These ruins or “Chullpas” are located about 32 km from Puno, on the road to Juliaca and are one of the best in the region. These circular stone towers, which overlook a small lake, are huge funerary monuments built by the Collas to keep their mortal remains. Each structure is at least 12 meters high. The way they were built, with a smaller diameter in the base than at the top challenges the laws of equilibrium.

At a distance of 75 km from Puno on the road to La Paz (Bolivia), Juli is famous for its beautiful churches built during the 17th and 18th centuries by Jesuits who established one of their main seminaries on the shores of Lake Titicaca.

This church dating from the 18th century, is located in front of an esplanade with a beautiful view of the Lake and Copacabana peninsula. Its interior is one of the finest of all Peru’s churches.

In this small town, 104 km from Puno, semicircular underground temples similar to those found in Tiwanacu were found. This place is also known for the artisan work in ceramics.

Lake Titicaca
It is the highest navigable lake in the world, with a surface of 8,560 km² and a maximum depth of 227-mt/744 ft. It also stands out for the transparency of its waters. There are 36 islands, the most important are Taquile and Amantani. It houses a great variety of birds (flamingos, huallatas, keles, and tiquis), and fish (trout’s, carachis, pejerreyes, suches and ispis), among others.

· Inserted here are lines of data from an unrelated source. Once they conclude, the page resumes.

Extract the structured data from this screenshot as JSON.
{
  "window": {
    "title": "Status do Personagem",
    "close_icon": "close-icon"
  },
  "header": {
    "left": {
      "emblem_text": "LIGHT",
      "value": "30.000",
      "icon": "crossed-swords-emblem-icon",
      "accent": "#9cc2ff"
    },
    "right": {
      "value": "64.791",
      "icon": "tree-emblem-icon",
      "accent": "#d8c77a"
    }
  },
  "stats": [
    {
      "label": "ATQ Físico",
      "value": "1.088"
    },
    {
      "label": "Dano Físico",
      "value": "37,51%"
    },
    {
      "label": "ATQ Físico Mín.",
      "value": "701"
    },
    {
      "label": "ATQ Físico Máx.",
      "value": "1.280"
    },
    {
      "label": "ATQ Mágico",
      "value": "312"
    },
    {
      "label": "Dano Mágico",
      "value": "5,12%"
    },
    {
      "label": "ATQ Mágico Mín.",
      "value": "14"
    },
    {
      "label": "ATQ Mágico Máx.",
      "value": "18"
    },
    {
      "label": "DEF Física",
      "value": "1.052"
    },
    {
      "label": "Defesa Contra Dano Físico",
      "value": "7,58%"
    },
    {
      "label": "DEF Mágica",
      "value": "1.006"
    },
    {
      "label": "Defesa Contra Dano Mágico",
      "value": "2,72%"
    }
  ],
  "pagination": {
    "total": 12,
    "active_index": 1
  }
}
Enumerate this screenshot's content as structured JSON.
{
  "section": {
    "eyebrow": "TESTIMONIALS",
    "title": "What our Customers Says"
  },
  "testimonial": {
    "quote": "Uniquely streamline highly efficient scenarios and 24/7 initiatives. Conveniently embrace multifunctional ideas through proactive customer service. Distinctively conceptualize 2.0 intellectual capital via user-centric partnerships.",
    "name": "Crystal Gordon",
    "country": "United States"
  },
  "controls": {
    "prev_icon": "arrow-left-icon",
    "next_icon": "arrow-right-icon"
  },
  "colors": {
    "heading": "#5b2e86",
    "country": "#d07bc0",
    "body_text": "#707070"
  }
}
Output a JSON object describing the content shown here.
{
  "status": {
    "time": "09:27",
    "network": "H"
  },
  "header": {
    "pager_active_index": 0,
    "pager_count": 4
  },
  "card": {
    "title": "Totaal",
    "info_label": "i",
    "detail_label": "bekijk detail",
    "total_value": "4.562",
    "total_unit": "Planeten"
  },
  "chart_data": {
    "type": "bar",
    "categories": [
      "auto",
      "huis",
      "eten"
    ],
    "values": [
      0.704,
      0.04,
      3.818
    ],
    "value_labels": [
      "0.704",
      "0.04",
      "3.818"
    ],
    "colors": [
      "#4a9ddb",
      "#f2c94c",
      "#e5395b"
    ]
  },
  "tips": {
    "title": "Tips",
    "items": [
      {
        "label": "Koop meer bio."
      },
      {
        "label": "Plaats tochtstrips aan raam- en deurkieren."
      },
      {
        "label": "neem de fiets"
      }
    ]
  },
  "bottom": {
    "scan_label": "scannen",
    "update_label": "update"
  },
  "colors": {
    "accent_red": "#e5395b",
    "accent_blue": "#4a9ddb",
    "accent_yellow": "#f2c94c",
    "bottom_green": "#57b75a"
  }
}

The Uros Floating Islands
A group of 40 floating islands formed by totora reeds. Its inhabitants are part of one of the oldest cultures in the continent. They live the way their ancestors did, strictly keeping to their customs and idiosyncrasy.

Taquile Island
The local people are farmers and have developed an original form of communal tourism. They receive visitors and share their food, housing, customs and traditions.

Amantani Island
Houses archeological ruins located atop the hills. These were sites for religious rites and adoration.It is possible to stay for overnight at one of the islanders’ houses.